Below are entries. Pull out all lines containing "label".

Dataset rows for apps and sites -
---

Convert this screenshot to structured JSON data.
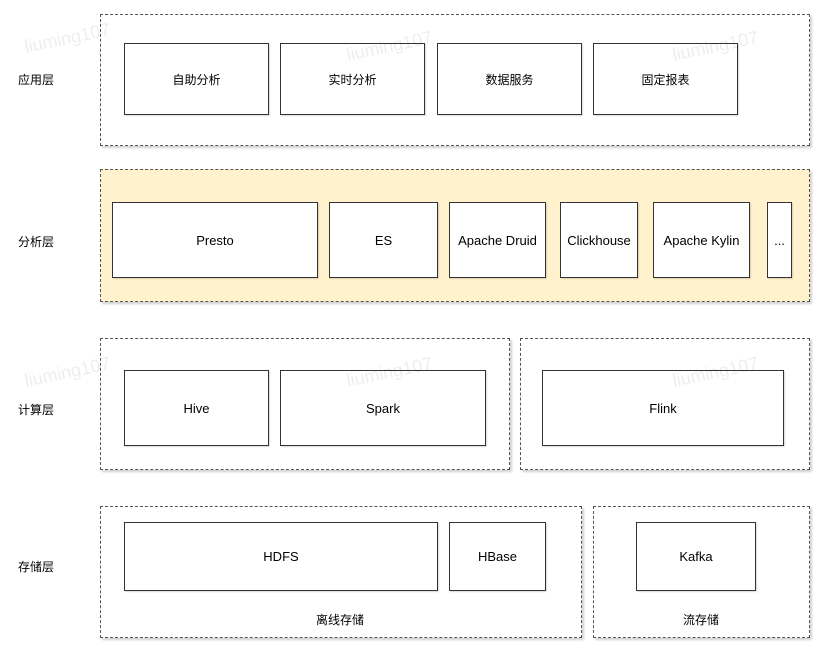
{
  "watermark": "liuming107",
  "colors": {
    "analysis_layer_fill": "#fff2cc",
    "border": "#333333"
  },
  "layers": {
    "application": {
      "label": "应用层",
      "items": [
        "自助分析",
        "实时分析",
        "数据服务",
        "固定报表"
      ]
    },
    "analysis": {
      "label": "分析层",
      "items": [
        "Presto",
        "ES",
        "Apache Druid",
        "Clickhouse",
        "Apache Kylin",
        "..."
      ]
    },
    "compute": {
      "label": "计算层",
      "batch_items": [
        "Hive",
        "Spark"
      ],
      "stream_items": [
        "Flink"
      ]
    },
    "storage": {
      "label": "存储层",
      "offline_items": [
        "HDFS",
        "HBase"
      ],
      "offline_caption": "离线存储",
      "stream_items": [
        "Kafka"
      ],
      "stream_caption": "流存储"
    }
  }
}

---

OUTPUT FOR THIS EXERCISE -
      "label": "应用层",
      "label": "分析层",
      "label": "计算层",
      "label": "存储层",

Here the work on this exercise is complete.